Metrics for the unmeasurable.

January 19, 2019 As organizations grow more complex, the folks running them interface with reality through increasingly incorporeal abstractions. On the smallest teams, leadership might be deep in the code on a daily basis. A bit larger, and you're talking about tasks in sprints. Larger still, and you're talking about collections of tasks, and adopting fancy terminology like 'epics.' At a hundred plus engineers, you're likely talking primarily in themes of work with focus on several key initiatives. Next, you might be talking about the investment frameworks for making prioritization decisions.

Good process is evolved, not designed.

January 1, 2019 Time management is an ongoing challenge for managers: so much to do, so little time. The early-career manager, learning to balance being pulled in so many directions, is a sympathetic figure. Empathy for senior managers, dashing between back-to-back meetings and five minutes late to each, can be hader to summon.

Defining policy, process and programs.

December 30, 2018 I'm working on a presentation for the SFELC Summit 2019 on the topic of designing effective process. There is so much worth saying here that I initially had some trouble narrowing it down. I think the best piece I've written on this topic is "Work the policy, not the exception", but hey, that's about policy not process.

Infrastructure planning: users, baselines and timeframes.

December 9, 2018 Technical infrastructure is never complete. System processes can always run with less overhead or be bin-packed onto fewer machines. Data can be retrieved more quickly and stored at a cheaper cost per terabyte. System design can broaden the gap between failure and user impact. Transport layers can be more secure.

Headcount dilemmas.

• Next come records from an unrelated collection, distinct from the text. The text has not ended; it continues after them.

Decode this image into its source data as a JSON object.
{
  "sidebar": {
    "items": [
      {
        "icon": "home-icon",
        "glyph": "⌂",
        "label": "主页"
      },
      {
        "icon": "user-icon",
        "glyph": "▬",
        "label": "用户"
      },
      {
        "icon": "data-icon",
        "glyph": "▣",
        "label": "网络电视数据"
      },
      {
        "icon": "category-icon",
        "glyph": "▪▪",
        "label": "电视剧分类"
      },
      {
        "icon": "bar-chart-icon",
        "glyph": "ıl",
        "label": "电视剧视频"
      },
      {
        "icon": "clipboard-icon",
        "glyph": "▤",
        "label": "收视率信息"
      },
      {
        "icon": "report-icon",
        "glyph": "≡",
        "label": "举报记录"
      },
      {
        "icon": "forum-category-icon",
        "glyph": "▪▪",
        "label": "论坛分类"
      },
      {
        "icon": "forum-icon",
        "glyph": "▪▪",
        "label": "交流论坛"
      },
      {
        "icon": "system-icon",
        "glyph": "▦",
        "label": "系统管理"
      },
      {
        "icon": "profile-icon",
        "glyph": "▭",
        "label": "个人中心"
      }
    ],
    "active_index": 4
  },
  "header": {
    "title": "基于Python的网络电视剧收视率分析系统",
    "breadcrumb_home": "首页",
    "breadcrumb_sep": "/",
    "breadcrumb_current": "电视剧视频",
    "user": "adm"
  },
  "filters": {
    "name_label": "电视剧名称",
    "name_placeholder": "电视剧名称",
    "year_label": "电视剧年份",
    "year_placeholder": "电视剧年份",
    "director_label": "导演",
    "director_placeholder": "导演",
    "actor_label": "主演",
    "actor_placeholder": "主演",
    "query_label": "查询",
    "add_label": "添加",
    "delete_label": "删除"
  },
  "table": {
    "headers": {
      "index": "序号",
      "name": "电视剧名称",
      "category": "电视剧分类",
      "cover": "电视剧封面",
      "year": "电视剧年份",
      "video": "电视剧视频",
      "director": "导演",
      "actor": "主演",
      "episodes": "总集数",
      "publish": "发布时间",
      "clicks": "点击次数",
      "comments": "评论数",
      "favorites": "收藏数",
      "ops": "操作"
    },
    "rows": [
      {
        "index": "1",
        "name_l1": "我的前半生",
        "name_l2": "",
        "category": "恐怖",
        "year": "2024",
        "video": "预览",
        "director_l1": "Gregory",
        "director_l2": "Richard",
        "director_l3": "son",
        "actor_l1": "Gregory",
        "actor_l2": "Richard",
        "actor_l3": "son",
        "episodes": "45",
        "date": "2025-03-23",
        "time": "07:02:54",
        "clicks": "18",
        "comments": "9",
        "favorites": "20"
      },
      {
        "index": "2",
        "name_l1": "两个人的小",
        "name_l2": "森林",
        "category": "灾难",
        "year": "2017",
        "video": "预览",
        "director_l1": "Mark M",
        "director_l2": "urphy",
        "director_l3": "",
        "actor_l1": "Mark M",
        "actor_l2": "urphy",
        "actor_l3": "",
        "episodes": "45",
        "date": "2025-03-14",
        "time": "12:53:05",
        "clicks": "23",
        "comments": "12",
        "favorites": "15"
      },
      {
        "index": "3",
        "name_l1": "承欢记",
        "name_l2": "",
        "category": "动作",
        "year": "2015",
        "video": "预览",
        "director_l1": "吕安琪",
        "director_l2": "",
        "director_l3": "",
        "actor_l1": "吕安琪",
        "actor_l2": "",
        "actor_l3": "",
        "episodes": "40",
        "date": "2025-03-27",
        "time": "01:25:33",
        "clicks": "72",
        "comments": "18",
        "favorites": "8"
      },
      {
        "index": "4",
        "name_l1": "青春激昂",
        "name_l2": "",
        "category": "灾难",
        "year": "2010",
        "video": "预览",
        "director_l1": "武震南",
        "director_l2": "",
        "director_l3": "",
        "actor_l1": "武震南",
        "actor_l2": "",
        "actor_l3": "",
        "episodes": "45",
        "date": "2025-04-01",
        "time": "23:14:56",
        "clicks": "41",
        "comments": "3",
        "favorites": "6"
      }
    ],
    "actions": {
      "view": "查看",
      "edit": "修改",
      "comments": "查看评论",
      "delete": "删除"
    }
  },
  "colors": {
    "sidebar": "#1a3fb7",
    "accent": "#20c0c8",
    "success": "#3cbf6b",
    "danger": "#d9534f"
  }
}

November 15, 2018 When I was four, I won a cake walk. For thoes who haven't partaken, a cake walk is when a group of folks walk around a path on the floor, and then stop when they are told to stop. Whether you win or lose a cake is entirely out of your hands, it's a matter of timing and position, both of which are out of your control. I've been reflecting lately on the forces which make headcount planning--really just a specialized form of resource allocation--difficult, and perhaps sthe cake walk has something to teach us.